* **YOUR OBJECTIVE**:
Across these entries, count the lines holding the string "level"; the number is the whole answer.

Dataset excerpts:

= = = = = = =

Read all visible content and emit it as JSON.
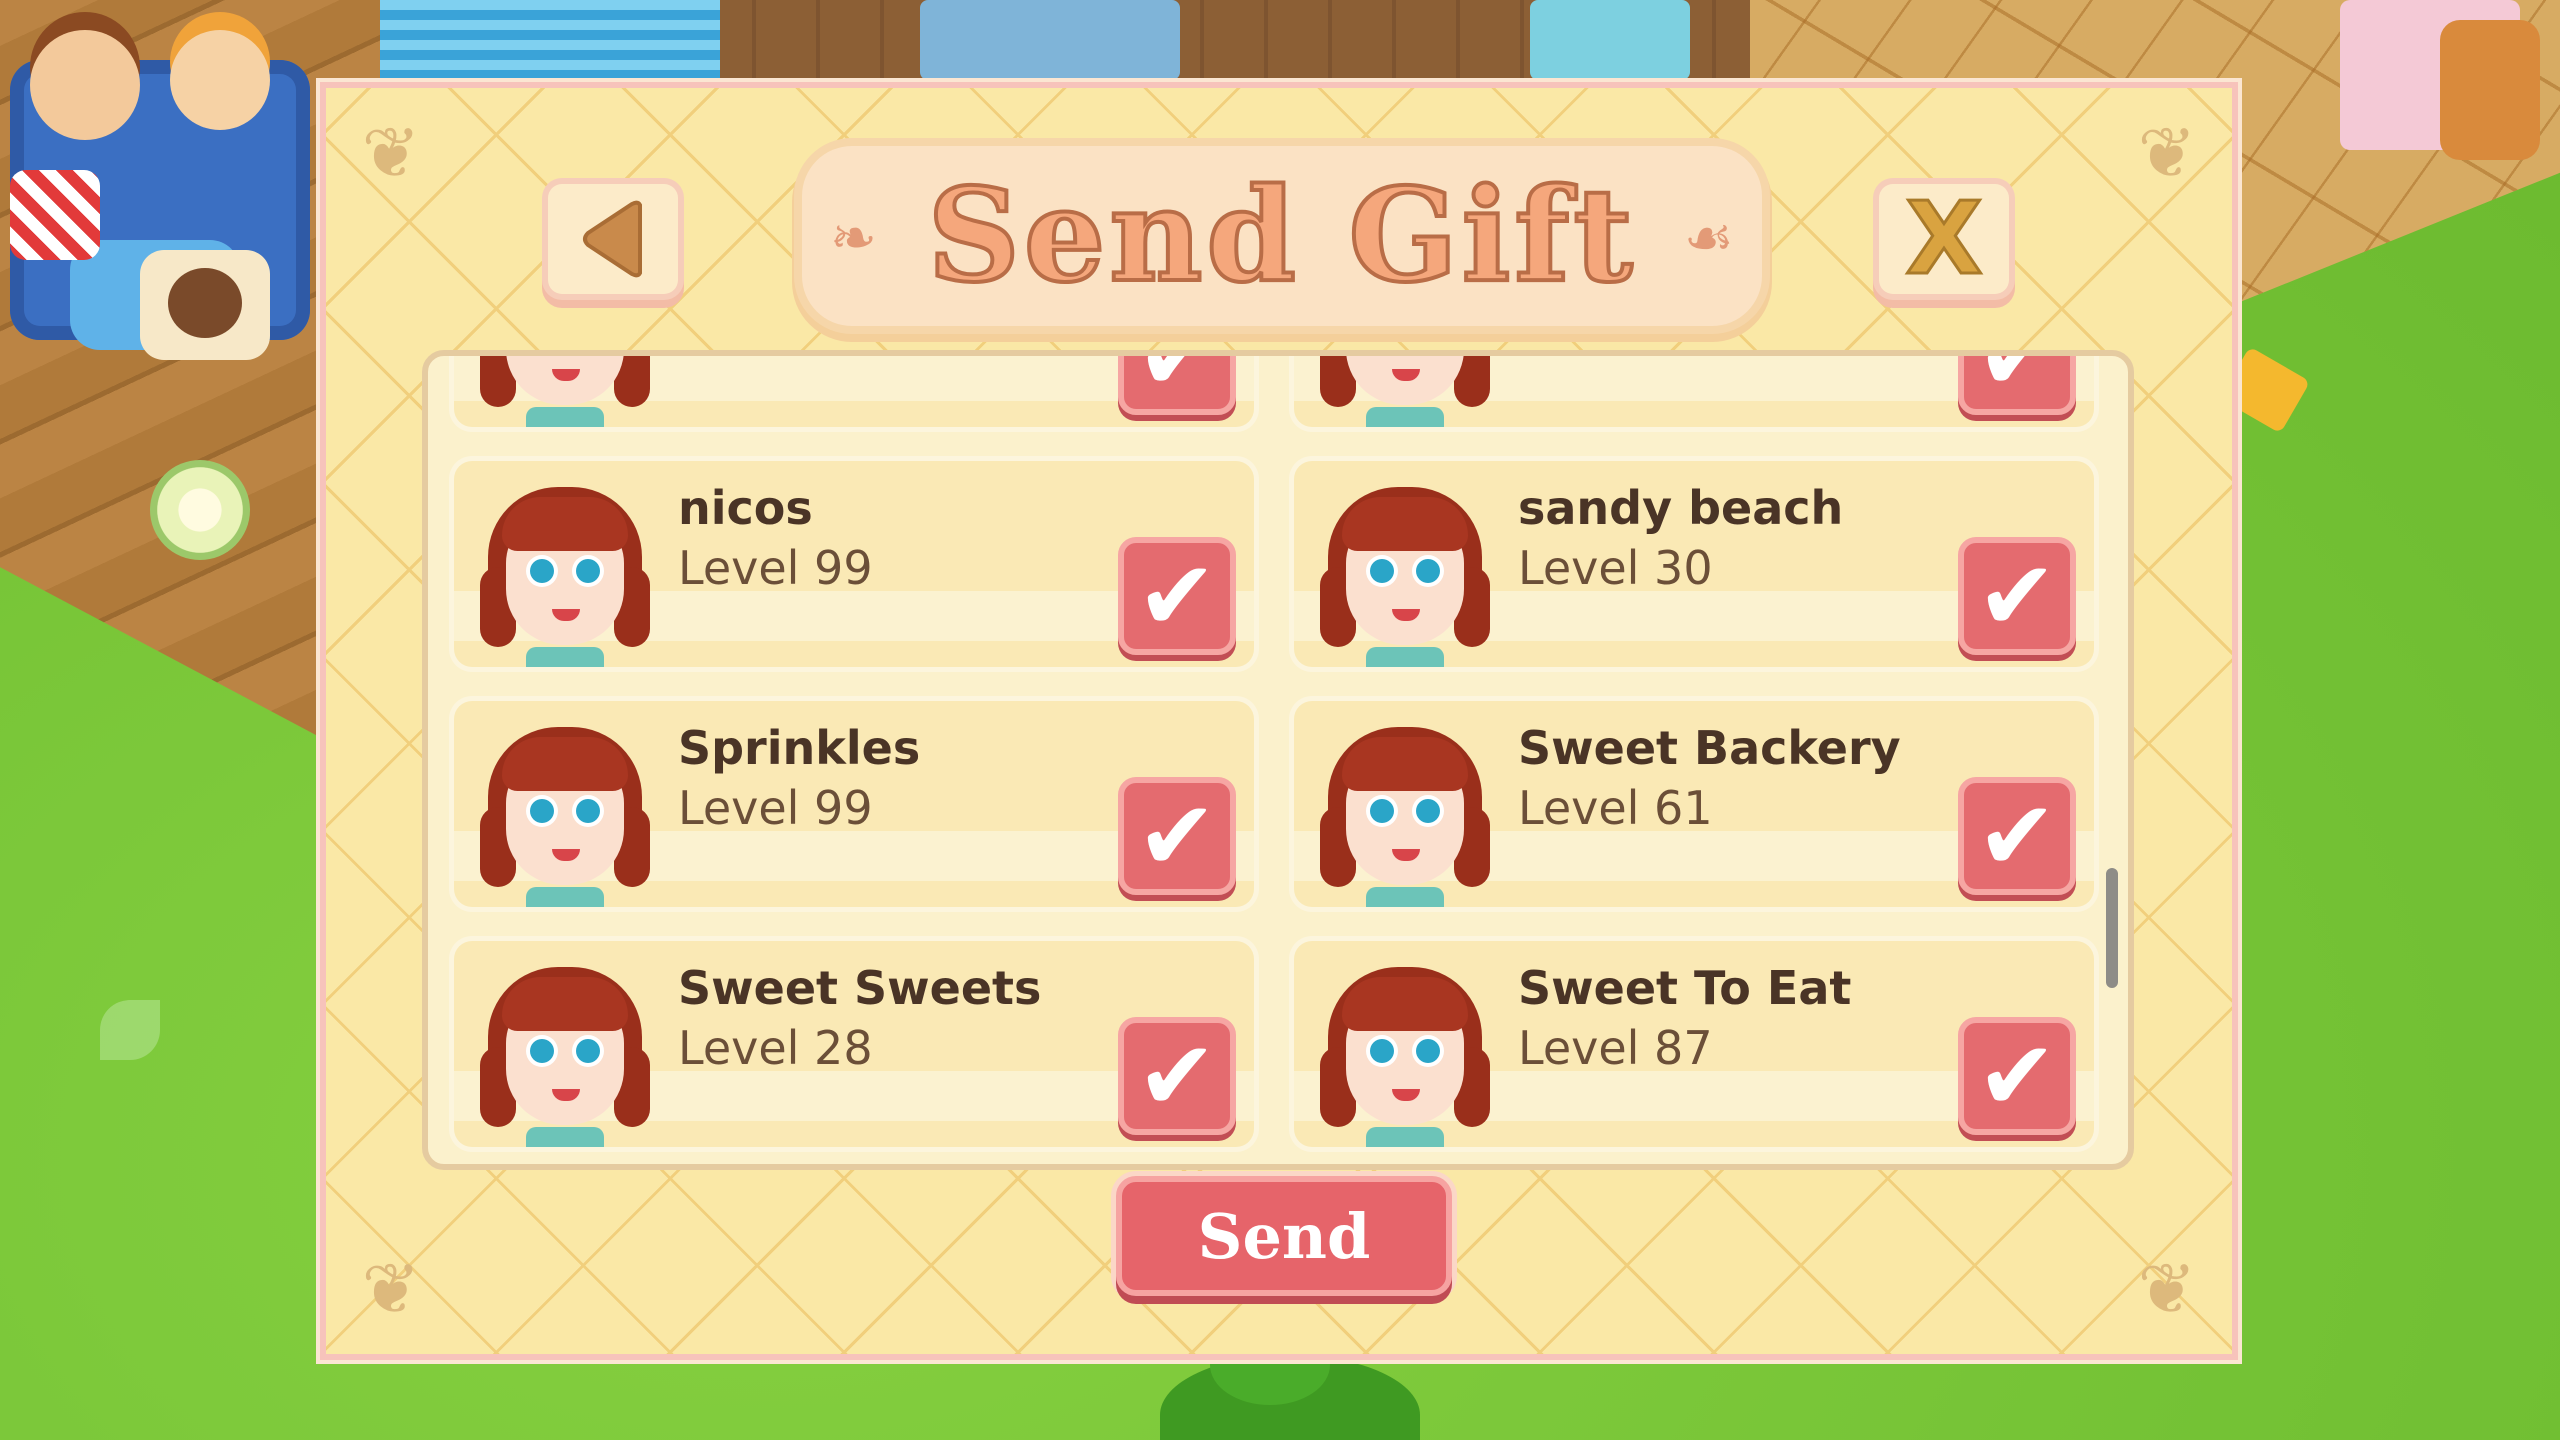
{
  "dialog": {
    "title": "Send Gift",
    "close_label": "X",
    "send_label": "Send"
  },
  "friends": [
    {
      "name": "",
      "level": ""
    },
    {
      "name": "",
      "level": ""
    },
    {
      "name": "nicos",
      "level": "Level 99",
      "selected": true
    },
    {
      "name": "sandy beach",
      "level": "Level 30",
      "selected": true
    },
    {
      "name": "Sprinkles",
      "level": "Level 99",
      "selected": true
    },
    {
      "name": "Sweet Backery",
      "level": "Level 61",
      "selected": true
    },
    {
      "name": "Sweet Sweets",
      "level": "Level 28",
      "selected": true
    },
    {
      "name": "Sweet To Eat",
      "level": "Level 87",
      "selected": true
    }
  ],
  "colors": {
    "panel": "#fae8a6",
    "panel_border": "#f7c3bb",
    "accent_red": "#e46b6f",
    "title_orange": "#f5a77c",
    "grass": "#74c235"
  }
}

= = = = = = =

* **YOUR RESPONSE**:
8